Lacey, for her part, wasn’t concerned about using the names of real artists or writers. “I wanted to give a sense of a world in which all the same things happen, but out of order,” she wrote in an email. “A writer named ‘Elvia Wilk’ or ‘Rachel Aviv’ is born decades earlier and maybe that’s the ‘same’ person as the Wilk and Aviv we have now, or maybe it isn’t. There is a lot of randomness and irreverence in these choices, too. There’s no hidden agenda or code.”
These questions mirror C.M.’s central challenge: how to arrive at a sound understanding of an individual who created and cast off identities, using her own fictions as a shield. If there was an abiding theme across X’s work and life, it was the attempt to subvert a fixed self, choosing to cycle through artistic personas and abjure her personal history. (For starters, it wasn’t until X died that C.M. discovered her wife’s actual birthplace.)
Little seems off-limits, artistically, to X — she published cult novels under pseudonyms, staged performance art with Kathy Acker, earned a MoMA retrospective before she turned 50. “With X, I was just greedy,” Lacey said. “I wanted her to be able to do everything because the more she’s done, the more there is to write about, the more there is for C.M. to find.”
In the process of putting together the novel, Lacey, like C.M., went looking for X. One of her pandemic activities was sifting through boxes of photographs from vintage shops and yard sales, allowing her to encounter snapshots of real individuals stripped of context or biography or history. Every so often, she’d discover one and think, Oh, there’s X. Those found photographs are scattered throughout the book, used to bolster the record of X’s life.
Lacey’s earlier fiction — she is the author of four previous books — has tended to focus on fugitives and interlopers.

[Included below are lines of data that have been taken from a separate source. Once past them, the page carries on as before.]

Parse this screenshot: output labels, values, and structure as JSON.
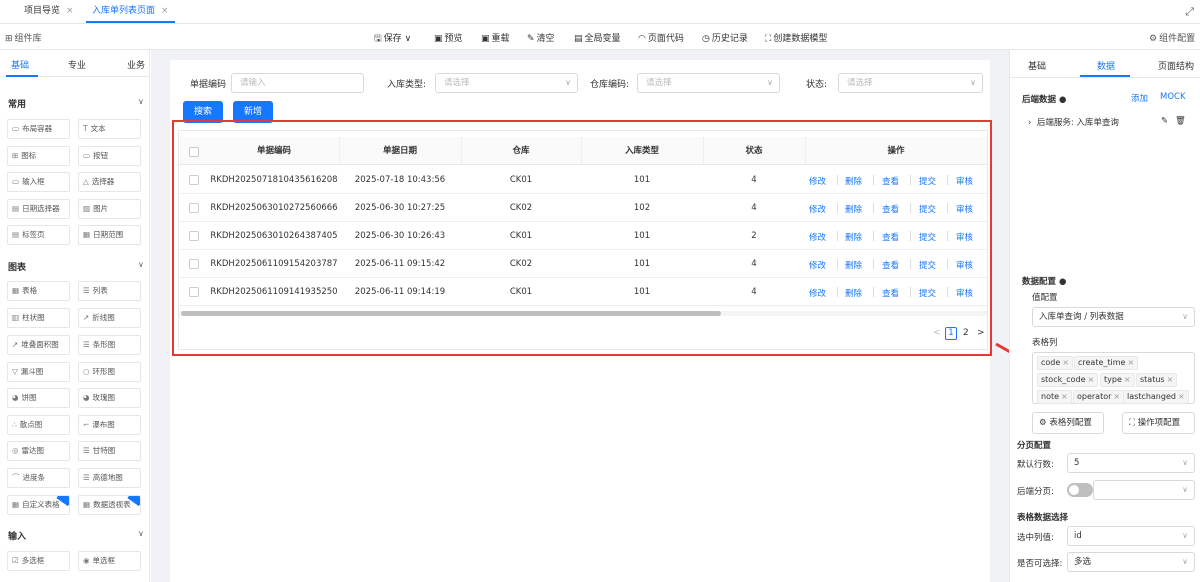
{
  "tabs": [
    {
      "label": "项目导览",
      "close": "×"
    },
    {
      "label": "入库单列表页面",
      "close": "×"
    }
  ],
  "toolbar": {
    "component_lib": "组件库",
    "save": "保存",
    "preview": "预览",
    "reload": "重载",
    "clear": "清空",
    "global_vars": "全局变量",
    "page_code": "页面代码",
    "history": "历史记录",
    "create_model": "创建数据模型",
    "component_config": "组件配置"
  },
  "left": {
    "tabs": [
      "基础",
      "专业",
      "业务"
    ],
    "sections": [
      {
        "title": "常用",
        "items": [
          "布局容器",
          "文本",
          "图标",
          "按钮",
          "输入框",
          "选择器",
          "日期选择器",
          "图片",
          "标签页",
          "日期范围"
        ]
      },
      {
        "title": "图表",
        "items": [
          "表格",
          "列表",
          "柱状图",
          "折线图",
          "堆叠面积图",
          "条形图",
          "漏斗图",
          "环形图",
          "饼图",
          "玫瑰图",
          "散点图",
          "瀑布图",
          "雷达图",
          "甘特图",
          "进度条",
          "高德地图",
          "自定义表格",
          "数据透视表"
        ]
      },
      {
        "title": "输入",
        "items": [
          "多选框",
          "单选框"
        ]
      }
    ]
  },
  "form": {
    "order_no_label": "单据编码",
    "order_no_placeholder": "请输入",
    "type_label": "入库类型:",
    "type_placeholder": "请选择",
    "warehouse_label": "仓库编码:",
    "warehouse_placeholder": "请选择",
    "status_label": "状态:",
    "status_placeholder": "请选择",
    "search_btn": "搜索",
    "add_btn": "新增"
  },
  "table": {
    "headers": [
      "单据编码",
      "单据日期",
      "仓库",
      "入库类型",
      "状态",
      "操作"
    ],
    "rows": [
      [
        "RKDH2025071810435616208",
        "2025-07-18 10:43:56",
        "CK01",
        "101",
        "4"
      ],
      [
        "RKDH2025063010272560666",
        "2025-06-30 10:27:25",
        "CK02",
        "102",
        "4"
      ],
      [
        "RKDH2025063010264387405",
        "2025-06-30 10:26:43",
        "CK01",
        "101",
        "2"
      ],
      [
        "RKDH2025061109154203787",
        "2025-06-11 09:15:42",
        "CK02",
        "101",
        "4"
      ],
      [
        "RKDH2025061109141935250",
        "2025-06-11 09:14:19",
        "CK01",
        "101",
        "4"
      ]
    ],
    "ops": [
      "修改",
      "删除",
      "查看",
      "提交",
      "审核"
    ],
    "pager": {
      "prev": "<",
      "current": "1",
      "next_page": "2",
      "next": ">"
    }
  },
  "right": {
    "tabs": [
      "基础",
      "数据",
      "页面结构"
    ],
    "backend_title": "后端数据",
    "add": "添加",
    "mock": "MOCK",
    "service": "后端服务: 入库单查询",
    "data_config_title": "数据配置",
    "value_config": "值配置",
    "value_select": "入库单查询 / 列表数据",
    "table_cols": "表格列",
    "tags": [
      "code",
      "create_time",
      "type",
      "status",
      "stock_code",
      "type",
      "status",
      "note",
      "operator",
      "lastchanged"
    ],
    "col_config_btn": "表格列配置",
    "op_config_btn": "操作项配置",
    "paging_title": "分页配置",
    "default_rows_label": "默认行数:",
    "default_rows": "5",
    "backend_paging_label": "后端分页:",
    "table_select_title": "表格数据选择",
    "selected_col_label": "选中列值:",
    "selected_col": "id",
    "multi_label": "是否可选择:",
    "multi_value": "多选"
  }
}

Her 2014 debut novel, “Nobody Is Ever Missing,” followed a young woman who leaves her marriage and heads to New Zealand in an effort to “divorce my own history.”